The mercy and compassion of God is endless. He may be mad at us for a while, and give us some punishment, but we can be sure that if are to abide by our Christian faith, we know that his anger will only be for a moment, while his mercy is forever.
And any temporal punishment he gives us will always be for our own good, our own purification and strengthening. It may help us to do some restitution, but it’s never a pure act of revenge.
We are reminded of this aspect of our Christian faith in that gospel episode where Christ freed a man who was possessed by a legion of evil spirits. (cfr. Mk 5,1-20) Despite his seemingly hopeless case, Christ helped and cured him.
This reminder about this virtue of hope is crucial these days since we cannot deny that many people today, especially the young ones, appear to be helplessly trapped in some addiction. Yes, the many intoxicating conveniences and advantages that our modern sciences and powerful technologies are offering are spoiling many of us, since we fail to use and enjoy them with God as the motive and goal. Instead, it is self-indulgence that is being always reinforced.
There is always hope because God is always a father who cares for all his children, both the good ones and the not so good ones. In fact, he gives some preferential attention to those in some difficulty, whether materially or spiritually and morally.

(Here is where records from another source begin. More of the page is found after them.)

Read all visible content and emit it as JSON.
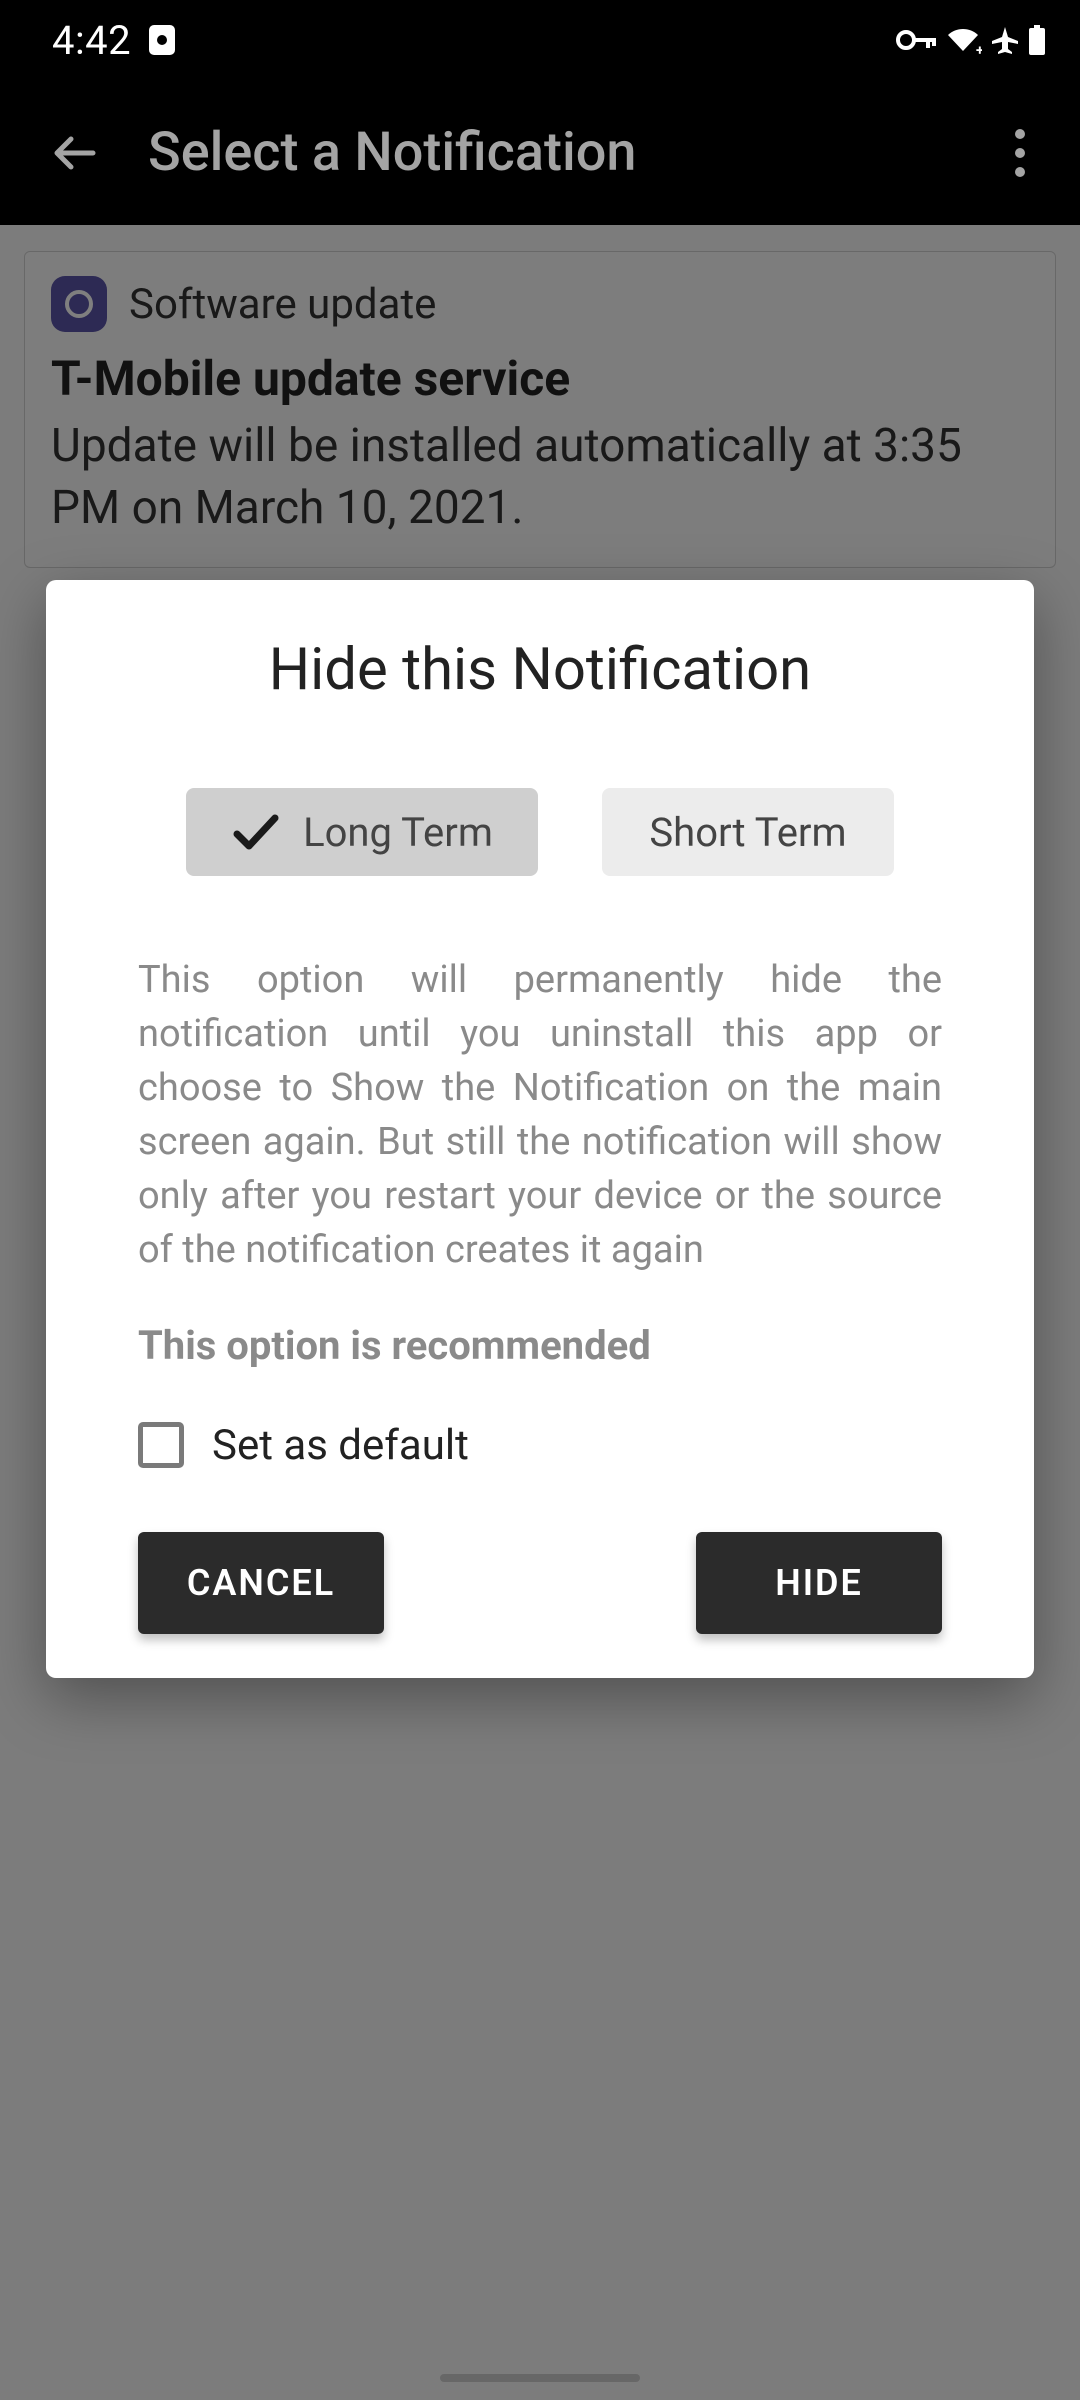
{
  "status": {
    "time": "4:42",
    "icons": [
      "app-indicator",
      "vpn-key",
      "wifi",
      "airplane",
      "battery"
    ]
  },
  "appbar": {
    "title": "Select a Notification"
  },
  "notification_card": {
    "app_name": "Software update",
    "title": "T-Mobile update service",
    "body": "Update will be installed automatically at 3:35 PM on March 10, 2021."
  },
  "dialog": {
    "title": "Hide this Notification",
    "tabs": {
      "long": "Long Term",
      "short": "Short Term",
      "selected": "long"
    },
    "description": "This option will permanently hide the notification until you uninstall this app or choose to Show the Notification on the main screen again. But still the notification will show only after you restart your device or the source of the notification creates it again",
    "recommended": "This option is recommended",
    "default_checkbox": {
      "label": "Set as default",
      "checked": false
    },
    "actions": {
      "cancel": "CANCEL",
      "hide": "HIDE"
    }
  }
}
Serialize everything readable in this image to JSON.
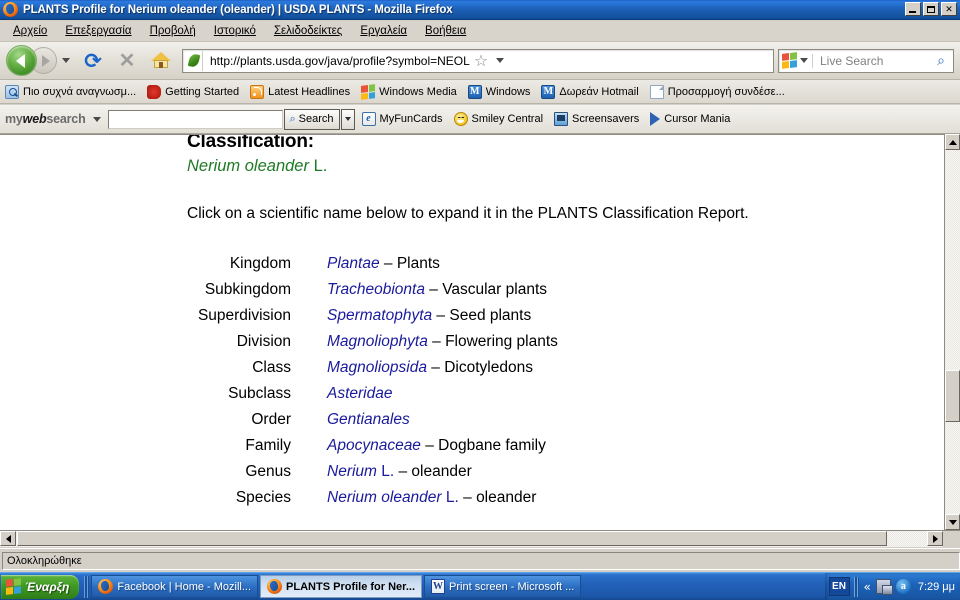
{
  "window": {
    "title": "PLANTS Profile for Nerium oleander (oleander) | USDA PLANTS - Mozilla Firefox",
    "app_icon": "firefox-icon",
    "minimize_label": "",
    "restore_label": "",
    "close_label": "✕"
  },
  "menubar": {
    "items": [
      {
        "label": "Αρχείο"
      },
      {
        "label": "Επεξεργασία"
      },
      {
        "label": "Προβολή"
      },
      {
        "label": "Ιστορικό"
      },
      {
        "label": "Σελιδοδείκτες"
      },
      {
        "label": "Εργαλεία"
      },
      {
        "label": "Βοήθεια"
      }
    ]
  },
  "navbar": {
    "back_icon": "back-arrow-icon",
    "forward_icon": "forward-arrow-icon",
    "reload_icon": "⟳",
    "stop_icon": "✕",
    "home_icon": "home-icon",
    "url_value": "http://plants.usda.gov/java/profile?symbol=NEOL",
    "url_placeholder": "",
    "favicon": "green-leaf-icon",
    "bookmark_star_icon": "☆",
    "search_placeholder": "Live Search",
    "search_value": "",
    "search_engine_icon": "windows-live-icon",
    "search_go_icon": "⌕"
  },
  "bookmarks": {
    "items": [
      {
        "label": "Πιο συχνά αναγνωσμ...",
        "icon": "folder-search-icon"
      },
      {
        "label": "Getting Started",
        "icon": "dinosaur-icon"
      },
      {
        "label": "Latest Headlines",
        "icon": "rss-feed-icon"
      },
      {
        "label": "Windows Media",
        "icon": "windows-logo-icon"
      },
      {
        "label": "Windows",
        "icon": "msn-m-icon"
      },
      {
        "label": "Δωρεάν Hotmail",
        "icon": "msn-m-icon"
      },
      {
        "label": "Προσαρμογή συνδέσε...",
        "icon": "page-icon"
      }
    ]
  },
  "mywebsearch": {
    "logo_my": "my",
    "logo_web": "web",
    "logo_search": "search",
    "input_value": "",
    "input_placeholder": "",
    "search_button_label": "Search",
    "search_button_icon": "⌕",
    "links": [
      {
        "label": "MyFunCards",
        "icon": "e-card-icon"
      },
      {
        "label": "Smiley Central",
        "icon": "smiley-icon"
      },
      {
        "label": "Screensavers",
        "icon": "monitor-icon"
      },
      {
        "label": "Cursor Mania",
        "icon": "cursor-arrow-icon"
      }
    ]
  },
  "page": {
    "heading": "Classification:",
    "binomial_italic": "Nerium oleander",
    "binomial_authority": " L.",
    "instructions": "Click on a scientific name below to expand it in the PLANTS Classification Report.",
    "colors": {
      "link": "#1a1a9c",
      "binomial": "#1f7a25",
      "text": "#000000"
    },
    "taxonomy": [
      {
        "rank": "Kingdom",
        "name": "Plantae",
        "authority": "",
        "dash": " – ",
        "common": "Plants"
      },
      {
        "rank": "Subkingdom",
        "name": "Tracheobionta",
        "authority": "",
        "dash": " – ",
        "common": "Vascular plants"
      },
      {
        "rank": "Superdivision",
        "name": "Spermatophyta",
        "authority": "",
        "dash": " – ",
        "common": "Seed plants"
      },
      {
        "rank": "Division",
        "name": "Magnoliophyta",
        "authority": "",
        "dash": " – ",
        "common": "Flowering plants"
      },
      {
        "rank": "Class",
        "name": "Magnoliopsida",
        "authority": "",
        "dash": " – ",
        "common": "Dicotyledons"
      },
      {
        "rank": "Subclass",
        "name": "Asteridae",
        "authority": "",
        "dash": "",
        "common": ""
      },
      {
        "rank": "Order",
        "name": "Gentianales",
        "authority": "",
        "dash": "",
        "common": ""
      },
      {
        "rank": "Family",
        "name": "Apocynaceae",
        "authority": "",
        "dash": " – ",
        "common": "Dogbane family"
      },
      {
        "rank": "Genus",
        "name": "Nerium",
        "authority": " L.",
        "dash": " – ",
        "common": "oleander"
      },
      {
        "rank": "Species",
        "name": "Nerium oleander",
        "authority": " L.",
        "dash": " – ",
        "common": "oleander"
      }
    ]
  },
  "scrollbars": {
    "v_up_icon": "scroll-up-arrow-icon",
    "v_down_icon": "scroll-down-arrow-icon",
    "h_left_icon": "scroll-left-arrow-icon",
    "h_right_icon": "scroll-right-arrow-icon"
  },
  "statusbar": {
    "text": "Ολοκληρώθηκε"
  },
  "taskbar": {
    "start_label": "Έναρξη",
    "start_icon": "windows-flag-icon",
    "tasks": [
      {
        "label": "Facebook | Home - Mozill...",
        "icon": "firefox-icon",
        "active": false
      },
      {
        "label": "PLANTS Profile for Ner...",
        "icon": "firefox-icon",
        "active": true
      },
      {
        "label": "Print screen - Microsoft ...",
        "icon": "word-icon",
        "active": false
      }
    ],
    "tray": {
      "language": "EN",
      "chevron": "«",
      "icons": [
        {
          "name": "network-icon"
        },
        {
          "name": "adobe-icon",
          "glyph": "a"
        }
      ],
      "clock": "7:29 μμ"
    }
  }
}
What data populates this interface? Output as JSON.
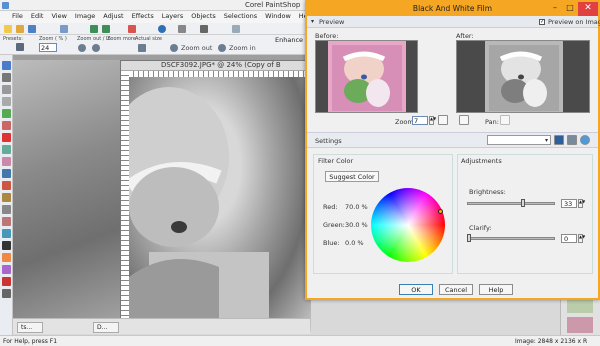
{
  "app": {
    "title": "Corel PaintShop",
    "enhance_label": "Enhance P"
  },
  "menu": [
    "File",
    "Edit",
    "View",
    "Image",
    "Adjust",
    "Effects",
    "Layers",
    "Objects",
    "Selections",
    "Window",
    "Help"
  ],
  "toolbar": {
    "presets_label": "Presets:",
    "zoom_label": "Zoom ( % )",
    "zoom_value": "24",
    "zoom_out_in_label": "Zoom out / In",
    "zoom_more_label": "Zoom more",
    "actual_size_label": "Actual size",
    "zoom_out_btn": "Zoom out",
    "zoom_in_btn": "Zoom in"
  },
  "document": {
    "title": "DSCF3092.JPG* @  24% (Copy of B"
  },
  "tabs": [
    "ts...",
    "D..."
  ],
  "status": {
    "left": "For Help, press F1",
    "right": "Image: 2848 x 2136 x R"
  },
  "dialog": {
    "title": "Black And White Film",
    "preview_header": "Preview",
    "preview_on_image": "Preview on Image",
    "before_label": "Before:",
    "after_label": "After:",
    "zoom_label": "Zoom:",
    "zoom_value": "7",
    "pan_label": "Pan:",
    "settings_label": "Settings",
    "filter_color_label": "Filter Color",
    "suggest_color_btn": "Suggest Color",
    "red_label": "Red:",
    "red_value": "70.0 %",
    "green_label": "Green:",
    "green_value": "30.0 %",
    "blue_label": "Blue:",
    "blue_value": "0.0 %",
    "adjustments_label": "Adjustments",
    "brightness_label": "Brightness:",
    "brightness_value": "33",
    "clarify_label": "Clarify:",
    "clarify_value": "0",
    "ok_btn": "OK",
    "cancel_btn": "Cancel",
    "help_btn": "Help"
  },
  "colors": {
    "accent": "#f5a623",
    "close": "#e04040",
    "wheel_marker": "#f2b000"
  }
}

We need to avoid being swallowed up by the horror of our predicaments, difficulties and sins. We should not stop at lamenting and complaining. We have to remember what St. Paul once said: “Where sin abounded, grace did abound more exceedingly.” (Rom 5,20) And more, from the Book of Ezekiel: “Do I take any pleasure in the death of the wicked? declares the Lord GOD. Wouldn’t I prefer that he turn from his ways and live?” (18,23)
We have to reassure ourselves, based on what Christ has promised and has actually done for us, that there can be no crisis that is too big for the grace of God to handle.
We have to remember that nothing happens in this life without at least the knowledge and tolerance of God. And if God allows some really bad things to happen, it is because a greater good can always be derived from them.
We just have to put ourselves in God’s side to tackle whatever crisis plagues us. That is the real challenge we have to face. And just like what Christ did and continues to do to redeem us, we have to follow the formula he once spelled out: deny ourselves, carry the cross and then follow him. (cfr. Mt 16,24)
If we are willing to do that, then we can even gain a lot more than what we appear to lose and to suffer. In other words, we can say that the bigger, the more serious the problem, the bigger, plentier and stronger also would the grace God will give us. So, let us just be game and do our part of the bargain. There’s always hope for us! By Fr. Roy Cimagala (EV Mail January 23-29, 2023 issue)